MLA, Tsartlip member says ‘silo’ approach won’t work dealing with racism in health care

Adam Olsen calls for comprehensive approach in dealing with systemic racism

A B.C. Ambulance Service paramedic wearing a face mask to curb the spread of COVID-19 moves a stretcher outside an ambulance at Royal Columbia Hospital, in New Westminster, B.C., on Sunday, November 29, 2020. THE CANADIAN PRESS/Darryl Dyck
B.C. records deadliest weekend of COVID-19 pandemic with 46 deaths; more than 2,300 cases

Provincial health officer Dr. Bonnie Henry provides COVID-19 update

Fossil finds at Mt. Stephen. (Photo: Sarah Fuller/Parks Canada)
Extreme hiking, time travel and science converge in the Burgess Shale

Climb high in the alpine and trace your family tree back millions of years – to our ocean ancestors

Kettle bells sit aligned in an indoor fitness studio. (PIxabay.com)
1 COVID-19 case at a B.C. fitness studio leads to 104 more infections, 6 school exposures

According to case data released by Fraser Health, one case of the novel coronavirus carries a big impact

Vehicles drive past a display thanking essential workers in Burnaby, B.C. on Sunday, Nov. 29, 2020. THE CANADIAN PRESS/Marissa Tiel
B.C. changing COVID-19 case reporting as virus spread continues

Manual counting takes more time, leads to errors
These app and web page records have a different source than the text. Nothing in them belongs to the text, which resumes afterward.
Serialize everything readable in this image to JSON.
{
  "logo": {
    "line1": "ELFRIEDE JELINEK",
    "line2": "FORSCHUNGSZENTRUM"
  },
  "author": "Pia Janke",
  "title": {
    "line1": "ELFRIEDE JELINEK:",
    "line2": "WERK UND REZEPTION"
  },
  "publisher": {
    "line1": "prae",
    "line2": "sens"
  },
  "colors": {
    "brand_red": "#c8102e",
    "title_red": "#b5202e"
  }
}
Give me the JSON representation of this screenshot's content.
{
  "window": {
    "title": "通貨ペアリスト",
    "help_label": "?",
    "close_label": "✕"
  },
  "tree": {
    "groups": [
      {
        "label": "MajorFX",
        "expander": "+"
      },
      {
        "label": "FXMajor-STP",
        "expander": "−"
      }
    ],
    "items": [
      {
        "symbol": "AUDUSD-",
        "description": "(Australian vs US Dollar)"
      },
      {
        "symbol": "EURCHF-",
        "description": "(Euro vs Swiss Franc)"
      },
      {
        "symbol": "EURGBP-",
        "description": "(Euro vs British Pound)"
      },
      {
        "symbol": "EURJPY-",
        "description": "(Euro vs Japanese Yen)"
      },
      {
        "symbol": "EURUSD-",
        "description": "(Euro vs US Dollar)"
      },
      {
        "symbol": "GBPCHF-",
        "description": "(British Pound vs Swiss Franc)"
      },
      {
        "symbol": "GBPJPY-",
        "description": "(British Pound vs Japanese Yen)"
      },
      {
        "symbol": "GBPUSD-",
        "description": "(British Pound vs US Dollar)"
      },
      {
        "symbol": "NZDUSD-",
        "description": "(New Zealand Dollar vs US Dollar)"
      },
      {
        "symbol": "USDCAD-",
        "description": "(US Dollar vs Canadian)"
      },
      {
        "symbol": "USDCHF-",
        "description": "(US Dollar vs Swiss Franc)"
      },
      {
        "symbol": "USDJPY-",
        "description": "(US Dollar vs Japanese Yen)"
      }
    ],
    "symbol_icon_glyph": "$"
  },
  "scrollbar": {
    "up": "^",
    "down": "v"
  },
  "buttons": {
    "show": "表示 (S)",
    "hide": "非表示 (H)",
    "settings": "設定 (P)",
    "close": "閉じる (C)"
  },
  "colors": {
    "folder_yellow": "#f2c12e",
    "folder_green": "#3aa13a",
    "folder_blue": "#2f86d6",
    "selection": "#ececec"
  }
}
Black Press Media and BraveFace have come together to support children facing life-threatening conditions. Net proceeds from these washable, reusable, three-layer masks go to Make-A-Wish Foundation BC & Yukon.
Put on a BraveFace: Mask fundraiser helps make children’s wishes come true

From Black Press Media + BraveFace – adult, youth and kid masks support Make-A-Wish Foundation

Christy Jordan-Fenton is the co-author of the book Fatty Legs, which has been mentioned amid the controversy of an Abbotsford school assignment on residential schools.
Co-author of residential schools book condemns controversial Abbotsford class assignment

Children’s book mentioned amid controversy at W. A. Fraser Middle School

Kootenay East MLA Tom Shypitka takes over as energy and mines critic for the B.C. Liberal opposition. Kelowna-Lake Country MLA Norm Letnick (right) moves from health critic to assistant deputy speaker. (Hansard TV)
B.C. Liberals pick critics to take on Horgan’s NDP majority

Interim leader Shirley Bond takes seniors, long-term care

Deputy Prime Minister and Minister of Finance Chrystia Freeland listens to a question from a reporter on the phone during a news conference in Ottawa, Monday, Nov. 30, 2020. THE CANADIAN PRESS/Adrian Wyld
Spending too little worse than spending too much, Freeland says as Canada’s deficit tops $381B

‘The risk of providing too little support now outweighs that of providing too much’

Left to right: A screenshot of NTC nurse navigator Lesley Cerney, FNHA regional mental health manager Georjeana Paterson and Island Health’s medical health officer Dr. Charmaine Enns addressing Ehattesaht community members from Ehatis reserve in a Facebook live update. (Ehattesaht First Nation/Facebook)
Medical team sent to Ehatis reserve near Zeballos to guide community through COVID outbreak

17 cases, eight recoveries and no hospitalizations as Island Health praises First Nation’s response

Most Read